Why are personality quizzes so enticing?

Nikki Suzani, Copy Editor

From Buzzfeed quizzes that have been viewed over 20 million times to Facebook quizzes that let you know what kind of potato you are, personality quizzes have become a focal point of entertainment in the 21st century. Besides these silly and often inacurrate Buzzfeed and Facebook quizzes, personality tests actually backed by the scientific community provide more insight into people’s traits. One of our school’s classes, Advanced Placement (AP) Psychology has students take scientifically verified personality tests and analyze their merits.

In compliance with AP Psychology curriculum, social studies teacher John Hebert requires students to take specific tests during the course in order to understand the concept of social psychology and the credibility of tests that arise from it. “They take personality assessments to learn the concepts of personality and validity,” Hebert said. “Scientists need a smaller set [of personality descriptors for the tests], and they were able to find one using factor analysis to look at things that are coordinated with each other and put them into five dimensions of personality, known as the Big Five.” The Big Five descriptors include extraversion, openness, conscientiousness, agreeableness and emotional stability. In order for a test to be valid, test-takers must be able to find concrete evidence of each descriptor in the test.

Assessments were constantly altered in order to be as standardized, reliable and valid for all test-takers as possible. “When personality tests first hit the scene back in the 1940s and 1950s, social personality psychologists really got into devising personality tests, validating them on a standardized group and applying it to a lot of people and typologies,” Hebert said.

Hebert also often has his students take a test known as the Values in Action Characteristics Core Test. “This test allows people to find the best parts of themselves,” Hebert said. “Maybe they might not have the personality trait that they necessarily wanted, but you might find out that you’re kind to others, for example, and you can work on showing your strengths and valuing yourself.”

Positive psychology is founded on the belief that people want to live meaningful and fulfilling lives, cultivate what is best within themselves and enhance their experiences of work, love and play. Taking the assessments helps enhance the idea of positive psychology and allows people to focus on benefiting and improving themselves by using test results.

In today’s world, personality tests, even unreliable ones, are taken a lot. According to an article written by Massachusetts Institute of Technology (MIT) psychologist Sherry Turkle, this occurs because people want to believe that human nature is quantifiable and “get a read on themselves” by following the idea of narrative personality, the idea that humans make sense of their lives by organizing events into more understandable storylines. According to Hebert, some people also take tests to waste time. “I think young people are a little bit more prone because they haven’t really formed their complete identity—there’s a lifelong search for identity,” Hebert said. “If you [go off to college and] become a different person then maybe taking these tests is somehow helpful, but unless it’s a serious test that’s been validated it’s probably just more an expression of, ‘Gee, I don’t know who I am.’”

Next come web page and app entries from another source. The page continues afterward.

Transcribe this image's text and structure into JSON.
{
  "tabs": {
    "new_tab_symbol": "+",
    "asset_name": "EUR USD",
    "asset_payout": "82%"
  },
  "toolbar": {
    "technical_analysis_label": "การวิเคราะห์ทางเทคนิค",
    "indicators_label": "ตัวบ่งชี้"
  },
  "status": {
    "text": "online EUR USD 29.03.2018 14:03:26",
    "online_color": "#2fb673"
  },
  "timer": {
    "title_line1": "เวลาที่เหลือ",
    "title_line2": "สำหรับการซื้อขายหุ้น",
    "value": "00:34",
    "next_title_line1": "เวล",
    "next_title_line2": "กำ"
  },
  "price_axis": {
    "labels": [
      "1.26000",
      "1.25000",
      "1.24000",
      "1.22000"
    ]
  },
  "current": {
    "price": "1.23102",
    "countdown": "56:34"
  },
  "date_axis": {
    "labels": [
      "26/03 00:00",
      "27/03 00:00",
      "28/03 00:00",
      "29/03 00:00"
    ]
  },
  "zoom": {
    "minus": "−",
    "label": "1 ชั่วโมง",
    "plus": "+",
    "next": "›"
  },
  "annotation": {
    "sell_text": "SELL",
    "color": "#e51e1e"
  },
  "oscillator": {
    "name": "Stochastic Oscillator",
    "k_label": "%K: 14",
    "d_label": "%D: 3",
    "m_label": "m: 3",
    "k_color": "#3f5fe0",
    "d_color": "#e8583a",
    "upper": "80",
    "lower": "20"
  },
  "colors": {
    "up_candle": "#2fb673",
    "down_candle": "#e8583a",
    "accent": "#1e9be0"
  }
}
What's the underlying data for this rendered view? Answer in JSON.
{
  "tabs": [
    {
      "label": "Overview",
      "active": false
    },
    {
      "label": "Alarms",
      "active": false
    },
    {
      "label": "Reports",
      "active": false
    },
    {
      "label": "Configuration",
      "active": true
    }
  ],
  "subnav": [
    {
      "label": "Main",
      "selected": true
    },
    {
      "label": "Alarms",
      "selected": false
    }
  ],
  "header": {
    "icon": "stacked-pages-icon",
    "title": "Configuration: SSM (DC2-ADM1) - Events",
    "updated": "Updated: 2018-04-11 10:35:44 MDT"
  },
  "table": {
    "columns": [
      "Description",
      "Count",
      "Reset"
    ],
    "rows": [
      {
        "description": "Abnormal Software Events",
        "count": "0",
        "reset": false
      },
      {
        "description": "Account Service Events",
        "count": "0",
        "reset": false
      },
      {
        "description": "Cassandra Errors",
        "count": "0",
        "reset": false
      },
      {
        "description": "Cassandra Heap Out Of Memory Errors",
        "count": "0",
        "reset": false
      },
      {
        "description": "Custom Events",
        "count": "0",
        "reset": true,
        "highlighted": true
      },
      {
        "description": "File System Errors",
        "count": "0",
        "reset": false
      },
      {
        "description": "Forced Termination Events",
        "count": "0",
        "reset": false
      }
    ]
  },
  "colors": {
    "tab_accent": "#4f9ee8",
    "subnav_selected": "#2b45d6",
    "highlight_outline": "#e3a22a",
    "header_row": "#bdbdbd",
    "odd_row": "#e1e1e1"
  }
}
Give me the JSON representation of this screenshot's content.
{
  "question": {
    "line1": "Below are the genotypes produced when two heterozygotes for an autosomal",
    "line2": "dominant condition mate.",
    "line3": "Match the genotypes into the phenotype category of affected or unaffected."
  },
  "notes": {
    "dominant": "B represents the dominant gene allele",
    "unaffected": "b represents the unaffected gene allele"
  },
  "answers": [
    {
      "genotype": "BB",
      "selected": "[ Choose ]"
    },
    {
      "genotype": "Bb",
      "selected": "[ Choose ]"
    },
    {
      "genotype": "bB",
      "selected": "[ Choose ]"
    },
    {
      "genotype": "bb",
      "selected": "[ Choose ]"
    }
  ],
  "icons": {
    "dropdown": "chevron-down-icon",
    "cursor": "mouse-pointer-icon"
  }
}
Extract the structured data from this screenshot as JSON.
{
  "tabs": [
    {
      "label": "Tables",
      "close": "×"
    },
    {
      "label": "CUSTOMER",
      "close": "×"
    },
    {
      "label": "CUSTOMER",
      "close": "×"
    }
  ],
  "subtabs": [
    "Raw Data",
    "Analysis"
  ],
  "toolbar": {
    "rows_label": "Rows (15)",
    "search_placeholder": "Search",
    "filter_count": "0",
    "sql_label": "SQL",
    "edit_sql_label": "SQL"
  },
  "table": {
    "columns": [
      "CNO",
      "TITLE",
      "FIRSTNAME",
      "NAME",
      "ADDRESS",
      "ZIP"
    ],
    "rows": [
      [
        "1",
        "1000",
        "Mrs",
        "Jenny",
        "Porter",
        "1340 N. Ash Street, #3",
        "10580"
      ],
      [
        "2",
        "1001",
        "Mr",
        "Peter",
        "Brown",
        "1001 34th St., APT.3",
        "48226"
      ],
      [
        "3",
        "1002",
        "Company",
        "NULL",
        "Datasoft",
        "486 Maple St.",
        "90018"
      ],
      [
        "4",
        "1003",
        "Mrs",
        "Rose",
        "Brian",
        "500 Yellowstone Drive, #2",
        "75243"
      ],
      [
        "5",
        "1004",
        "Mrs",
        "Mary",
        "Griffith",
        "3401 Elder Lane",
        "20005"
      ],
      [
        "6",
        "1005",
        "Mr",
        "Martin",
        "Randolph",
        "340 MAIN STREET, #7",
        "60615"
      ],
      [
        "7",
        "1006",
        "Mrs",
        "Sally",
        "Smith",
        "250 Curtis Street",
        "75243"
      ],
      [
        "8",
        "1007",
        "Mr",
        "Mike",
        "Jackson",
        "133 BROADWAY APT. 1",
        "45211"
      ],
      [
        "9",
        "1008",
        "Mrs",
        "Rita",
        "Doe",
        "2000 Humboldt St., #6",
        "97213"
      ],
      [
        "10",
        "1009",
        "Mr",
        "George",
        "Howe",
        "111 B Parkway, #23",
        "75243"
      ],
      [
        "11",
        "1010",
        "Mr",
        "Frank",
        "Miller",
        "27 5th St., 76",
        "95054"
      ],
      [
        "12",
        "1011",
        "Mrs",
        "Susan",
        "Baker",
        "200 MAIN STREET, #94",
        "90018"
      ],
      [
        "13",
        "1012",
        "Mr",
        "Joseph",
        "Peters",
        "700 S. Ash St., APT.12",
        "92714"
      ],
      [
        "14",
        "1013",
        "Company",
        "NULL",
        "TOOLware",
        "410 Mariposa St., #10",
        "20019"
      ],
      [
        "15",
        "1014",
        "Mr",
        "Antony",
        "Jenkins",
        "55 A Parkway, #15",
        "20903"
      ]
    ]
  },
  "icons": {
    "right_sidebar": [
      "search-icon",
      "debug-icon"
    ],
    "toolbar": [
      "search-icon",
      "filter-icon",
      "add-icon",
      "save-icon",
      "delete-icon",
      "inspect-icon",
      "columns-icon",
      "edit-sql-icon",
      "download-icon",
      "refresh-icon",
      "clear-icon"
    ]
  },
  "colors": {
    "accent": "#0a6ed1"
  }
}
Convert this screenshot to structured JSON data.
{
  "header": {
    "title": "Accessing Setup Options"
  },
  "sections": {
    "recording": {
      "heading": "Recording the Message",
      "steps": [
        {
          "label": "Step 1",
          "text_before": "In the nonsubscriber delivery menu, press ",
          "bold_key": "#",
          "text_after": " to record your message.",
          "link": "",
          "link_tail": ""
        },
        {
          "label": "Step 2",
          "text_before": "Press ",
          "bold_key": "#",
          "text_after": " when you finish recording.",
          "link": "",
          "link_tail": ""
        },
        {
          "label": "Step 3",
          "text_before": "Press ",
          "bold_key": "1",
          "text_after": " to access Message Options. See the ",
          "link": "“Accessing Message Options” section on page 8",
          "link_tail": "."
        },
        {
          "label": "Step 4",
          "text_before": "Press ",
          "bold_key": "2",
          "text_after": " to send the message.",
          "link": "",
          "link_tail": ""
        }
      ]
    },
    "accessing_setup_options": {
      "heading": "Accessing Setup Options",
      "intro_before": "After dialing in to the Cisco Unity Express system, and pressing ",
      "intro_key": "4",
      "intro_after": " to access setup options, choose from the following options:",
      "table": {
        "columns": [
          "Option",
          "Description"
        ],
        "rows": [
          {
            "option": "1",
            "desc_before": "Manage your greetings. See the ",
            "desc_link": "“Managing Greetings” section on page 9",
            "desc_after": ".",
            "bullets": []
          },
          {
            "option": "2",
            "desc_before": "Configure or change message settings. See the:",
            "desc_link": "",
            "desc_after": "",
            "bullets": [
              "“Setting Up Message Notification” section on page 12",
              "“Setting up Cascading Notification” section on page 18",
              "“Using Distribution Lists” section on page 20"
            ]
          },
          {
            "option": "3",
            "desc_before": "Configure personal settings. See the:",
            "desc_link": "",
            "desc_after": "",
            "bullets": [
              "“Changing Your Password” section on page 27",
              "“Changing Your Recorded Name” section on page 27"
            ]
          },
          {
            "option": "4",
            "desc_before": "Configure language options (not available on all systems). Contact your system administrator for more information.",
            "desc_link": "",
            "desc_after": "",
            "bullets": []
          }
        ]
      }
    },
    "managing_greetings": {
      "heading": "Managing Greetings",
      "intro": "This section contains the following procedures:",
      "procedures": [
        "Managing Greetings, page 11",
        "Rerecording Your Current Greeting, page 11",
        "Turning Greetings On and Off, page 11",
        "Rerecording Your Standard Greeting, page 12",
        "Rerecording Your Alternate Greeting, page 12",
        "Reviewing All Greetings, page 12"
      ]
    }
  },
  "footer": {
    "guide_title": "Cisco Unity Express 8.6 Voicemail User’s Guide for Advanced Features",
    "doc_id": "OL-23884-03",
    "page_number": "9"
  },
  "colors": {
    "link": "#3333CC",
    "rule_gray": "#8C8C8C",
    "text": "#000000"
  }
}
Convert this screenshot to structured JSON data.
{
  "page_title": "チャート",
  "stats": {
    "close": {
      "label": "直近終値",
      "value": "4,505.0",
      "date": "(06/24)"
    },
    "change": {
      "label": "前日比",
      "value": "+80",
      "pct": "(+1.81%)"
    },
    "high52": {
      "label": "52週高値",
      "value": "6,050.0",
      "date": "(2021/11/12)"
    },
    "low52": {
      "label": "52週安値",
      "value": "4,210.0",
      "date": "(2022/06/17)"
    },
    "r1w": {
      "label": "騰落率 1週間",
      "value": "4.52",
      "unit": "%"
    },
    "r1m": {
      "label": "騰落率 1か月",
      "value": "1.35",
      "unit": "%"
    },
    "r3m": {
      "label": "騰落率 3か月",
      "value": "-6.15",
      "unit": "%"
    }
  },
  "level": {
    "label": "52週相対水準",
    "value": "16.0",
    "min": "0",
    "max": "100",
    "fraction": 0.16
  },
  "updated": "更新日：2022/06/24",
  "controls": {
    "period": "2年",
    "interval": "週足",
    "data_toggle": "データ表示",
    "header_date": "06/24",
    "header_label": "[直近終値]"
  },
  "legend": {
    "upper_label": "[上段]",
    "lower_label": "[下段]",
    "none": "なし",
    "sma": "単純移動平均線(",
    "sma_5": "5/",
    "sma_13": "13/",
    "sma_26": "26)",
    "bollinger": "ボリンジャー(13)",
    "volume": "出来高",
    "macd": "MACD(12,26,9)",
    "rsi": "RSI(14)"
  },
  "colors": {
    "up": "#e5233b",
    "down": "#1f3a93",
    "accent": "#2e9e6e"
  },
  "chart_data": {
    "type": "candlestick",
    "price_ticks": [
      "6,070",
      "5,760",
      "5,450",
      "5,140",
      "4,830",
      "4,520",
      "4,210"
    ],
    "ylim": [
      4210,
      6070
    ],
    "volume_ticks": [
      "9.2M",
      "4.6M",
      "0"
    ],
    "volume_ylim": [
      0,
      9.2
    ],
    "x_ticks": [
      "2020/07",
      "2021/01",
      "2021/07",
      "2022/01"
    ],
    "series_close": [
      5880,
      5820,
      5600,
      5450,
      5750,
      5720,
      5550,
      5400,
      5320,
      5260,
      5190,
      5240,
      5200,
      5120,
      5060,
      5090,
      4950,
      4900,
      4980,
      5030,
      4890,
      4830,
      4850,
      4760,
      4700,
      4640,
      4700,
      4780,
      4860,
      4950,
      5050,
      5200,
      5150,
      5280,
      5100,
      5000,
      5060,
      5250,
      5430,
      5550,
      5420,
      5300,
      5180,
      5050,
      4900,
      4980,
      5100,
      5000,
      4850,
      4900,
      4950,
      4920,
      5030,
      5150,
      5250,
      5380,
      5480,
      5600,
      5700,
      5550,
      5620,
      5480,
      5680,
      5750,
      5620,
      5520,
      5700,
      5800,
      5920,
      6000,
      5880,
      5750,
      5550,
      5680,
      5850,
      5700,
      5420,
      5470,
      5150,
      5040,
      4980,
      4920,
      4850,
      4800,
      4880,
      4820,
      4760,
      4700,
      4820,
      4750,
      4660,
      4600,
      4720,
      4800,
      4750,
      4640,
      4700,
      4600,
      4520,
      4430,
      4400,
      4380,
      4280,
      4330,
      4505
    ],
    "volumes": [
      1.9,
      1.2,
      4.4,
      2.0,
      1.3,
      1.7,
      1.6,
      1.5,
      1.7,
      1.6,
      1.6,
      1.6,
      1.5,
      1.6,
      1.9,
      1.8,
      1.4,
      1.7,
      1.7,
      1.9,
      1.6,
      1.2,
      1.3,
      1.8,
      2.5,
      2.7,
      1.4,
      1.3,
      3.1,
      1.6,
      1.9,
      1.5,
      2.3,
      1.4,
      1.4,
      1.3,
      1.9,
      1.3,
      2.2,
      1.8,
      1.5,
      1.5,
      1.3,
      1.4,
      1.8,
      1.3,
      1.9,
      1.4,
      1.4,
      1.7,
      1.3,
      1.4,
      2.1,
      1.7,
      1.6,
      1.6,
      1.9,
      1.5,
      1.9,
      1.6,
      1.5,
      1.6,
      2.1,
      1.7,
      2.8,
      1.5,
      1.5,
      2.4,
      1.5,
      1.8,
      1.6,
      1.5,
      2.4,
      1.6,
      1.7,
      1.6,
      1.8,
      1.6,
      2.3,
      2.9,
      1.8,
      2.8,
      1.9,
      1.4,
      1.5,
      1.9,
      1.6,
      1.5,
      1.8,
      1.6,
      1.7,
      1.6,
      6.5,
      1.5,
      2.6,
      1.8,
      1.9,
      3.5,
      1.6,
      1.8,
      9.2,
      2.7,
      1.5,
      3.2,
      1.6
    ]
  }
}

Freshman Malik Fuentes also agrees that personality tests are simply a fun activity to him. “I think they’re fun and engaging to do when you’re bored and you figure out, ‘Hey man, this is entirely untrue,’” he said.

A common argument against personality tests is that they are unreliable, but this is simply untrue. According to Vox, 40 percent of test-takers get a different result on the Myers-Briggs test when taking it the second time. Hebert believes that this does not occur because the test is flawed, but rather because personality does not always tend to the extremes that the test has set. “[The lack of consistency] in personality tests might have more to do with the fact that personality can trend towards the middle rather than that the test is inherently flawed,” he said. He added that when taking reliable tests multiple times, students can expect their result to average out and remain consistent, as long as the test includes the Big Five.

Despite the researched reliability of tests like the Big Five, the internet has changed the way personality tests are regarded. Many are created by amateurs on sites like Buzzfeed and Facebook, or with goals more malicious than simply intriguing you to click on a link. The Facebook-Cambridge Analytica data scandal involved the collection of personally identifiable information of nearly 87 million Facebook users. Data from users was allegedly used to attempt an influence on voter opinion for certain elections. “Sometimes, they’re just trying to collect information from you like Cambridge Analytica did… they got their information by having people take personality tests,” Hebert said. “It might just be an attractive way to collect demographic information.”